After a year of on-and-off manufacturing in the US, UK, and the eurozone, demand for goods surged early last week. Factories set growth records in April and May, suppliers started to recover, and US crude hit its highest price point since pre-COVID. As vaccination efforts immunise much of the US and UK populations, manufacturers are now able to fully ramp up their supply chains. In fact, GDP growth could approach double-digits by 2022.
Now, the ISM productivity measure has surpassed the 50-point mark that separates industry expansion from contraction. Since U.S. president Biden passed his US$1.9tn stimulus package and the UK purchasing managers index (PMI) increased to 65.6, both sides of the Atlantic are facing a much-welcomed manufacturing recovery.
Lingering Concerns Over COVID
Even as Spain, France, Italy, and Germany race to catch up, and mining companies pushed the FTSE 100 index of list shares to a monthly high of 7,129, some say that UK and US markets still suffer from a lack of confidence in raw material supplies. Yes, the Dow Jones has made up its 19,173-point crash of March 2020, and MSCI’s global stock index is at an all-time high.

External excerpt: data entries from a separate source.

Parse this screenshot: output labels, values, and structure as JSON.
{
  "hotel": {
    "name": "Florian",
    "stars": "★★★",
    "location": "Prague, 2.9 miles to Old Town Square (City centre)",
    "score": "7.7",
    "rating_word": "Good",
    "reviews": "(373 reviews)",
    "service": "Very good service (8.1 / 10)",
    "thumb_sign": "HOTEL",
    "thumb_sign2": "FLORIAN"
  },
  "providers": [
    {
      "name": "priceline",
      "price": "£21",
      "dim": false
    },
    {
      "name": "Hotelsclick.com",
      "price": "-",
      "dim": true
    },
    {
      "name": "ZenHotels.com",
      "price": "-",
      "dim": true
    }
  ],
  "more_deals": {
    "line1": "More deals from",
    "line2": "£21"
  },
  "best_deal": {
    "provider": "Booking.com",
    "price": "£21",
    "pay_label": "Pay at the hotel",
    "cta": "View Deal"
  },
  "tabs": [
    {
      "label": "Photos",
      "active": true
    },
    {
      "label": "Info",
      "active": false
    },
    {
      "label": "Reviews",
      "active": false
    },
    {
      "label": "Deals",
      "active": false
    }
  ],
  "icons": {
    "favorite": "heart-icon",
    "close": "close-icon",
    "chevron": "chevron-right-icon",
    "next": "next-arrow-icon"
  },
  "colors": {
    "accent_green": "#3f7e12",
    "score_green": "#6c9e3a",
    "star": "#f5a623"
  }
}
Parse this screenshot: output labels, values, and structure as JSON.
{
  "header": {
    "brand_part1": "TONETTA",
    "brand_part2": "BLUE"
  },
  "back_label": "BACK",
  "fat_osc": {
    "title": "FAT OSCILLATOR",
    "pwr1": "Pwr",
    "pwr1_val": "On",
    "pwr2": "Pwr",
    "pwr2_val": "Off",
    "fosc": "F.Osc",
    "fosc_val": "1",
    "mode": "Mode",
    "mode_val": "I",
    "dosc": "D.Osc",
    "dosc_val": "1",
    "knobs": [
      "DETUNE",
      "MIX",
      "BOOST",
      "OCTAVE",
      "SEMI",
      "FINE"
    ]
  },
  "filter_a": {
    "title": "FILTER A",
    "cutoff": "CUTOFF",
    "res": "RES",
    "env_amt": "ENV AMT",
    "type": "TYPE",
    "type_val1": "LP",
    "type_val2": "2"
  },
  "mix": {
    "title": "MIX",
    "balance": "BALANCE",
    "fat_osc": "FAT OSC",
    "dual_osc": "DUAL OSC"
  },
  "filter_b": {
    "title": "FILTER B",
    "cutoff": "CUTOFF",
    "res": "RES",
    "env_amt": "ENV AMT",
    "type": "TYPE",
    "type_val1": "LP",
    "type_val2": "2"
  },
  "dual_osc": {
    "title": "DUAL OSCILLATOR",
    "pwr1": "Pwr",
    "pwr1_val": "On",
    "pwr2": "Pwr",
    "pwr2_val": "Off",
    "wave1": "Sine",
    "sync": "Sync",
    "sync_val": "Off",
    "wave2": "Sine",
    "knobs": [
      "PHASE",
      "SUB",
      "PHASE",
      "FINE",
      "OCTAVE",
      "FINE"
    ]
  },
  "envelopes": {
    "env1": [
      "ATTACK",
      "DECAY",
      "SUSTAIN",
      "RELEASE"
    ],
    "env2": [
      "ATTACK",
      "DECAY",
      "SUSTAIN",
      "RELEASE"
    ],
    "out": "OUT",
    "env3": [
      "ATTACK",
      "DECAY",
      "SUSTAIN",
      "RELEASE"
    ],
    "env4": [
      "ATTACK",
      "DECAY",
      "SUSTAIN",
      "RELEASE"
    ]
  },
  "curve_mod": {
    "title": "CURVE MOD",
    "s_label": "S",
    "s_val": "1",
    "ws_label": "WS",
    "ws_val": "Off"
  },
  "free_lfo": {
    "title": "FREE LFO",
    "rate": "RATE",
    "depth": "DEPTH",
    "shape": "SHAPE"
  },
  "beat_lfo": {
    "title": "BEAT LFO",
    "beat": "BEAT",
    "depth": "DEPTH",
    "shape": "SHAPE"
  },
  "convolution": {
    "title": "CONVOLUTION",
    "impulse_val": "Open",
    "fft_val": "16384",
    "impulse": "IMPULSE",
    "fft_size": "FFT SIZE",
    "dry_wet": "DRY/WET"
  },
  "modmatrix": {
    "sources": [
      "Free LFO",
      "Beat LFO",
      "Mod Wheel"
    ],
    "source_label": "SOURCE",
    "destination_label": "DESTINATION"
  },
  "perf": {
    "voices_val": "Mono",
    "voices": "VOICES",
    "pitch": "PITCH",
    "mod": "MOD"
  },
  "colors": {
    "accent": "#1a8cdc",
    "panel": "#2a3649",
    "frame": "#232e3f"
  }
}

Yet manufacturers around the world realise that these wins will be short-lived until pandemic supply chain bottlenecks are solved. If we keep the status quo, consumers will pay the price. In April, inflation in Germany reached 2.4%, and across the EU’s 19 member countries, overall prices have increased at an unusual pace. Some ask: Is this true recovery?
IMF: Current Boom Could Falter
Even as Elon Musk tweeted about chip shortages forcing Tesla to raise its prices, UK mining demand skyrocketed; housing markets lifted; and the pound sterling gained value. The International Monetary Fund (IMF), however, cautioned that manufacturing recovery won’t last long if COVID mutates into forms our vaccinations can’t touch. Kristalina Georgieva, Washington’s IMF director, noted that fewer than 1% of African citizens have been vaccinated: “Worldwide access to vaccines offers the best hope for stopping the coronavirus pandemic, saving lives, and securing a broad-based economic recovery”.
Across the globe, manufacturing companies are keeping a watchful eye on new developments in the spread of COVID. Though US FDA officials don’t think we’ll have to “start at square one” with new vaccines, the March 2021 World Economic Outlook states that “high uncertainty” surrounds the projected 6% global growth. Continued manufacturing success will in large part depend on “the path of the pandemic, the effectiveness of policy support, and the evolution of financial conditions”.
Mathias Cormann, secretary-general of the Organisation for Economic Co-Operation and Development (OECD) concurred—without global immunisation, the estimated economic boom expected by 2025 could go kaput. “We need to...pursue an all-out effort to reach the entire world population”, Australia’s finance minister added. US$50bn to end COVID across the world, they imply, is a small investment to restart our economies.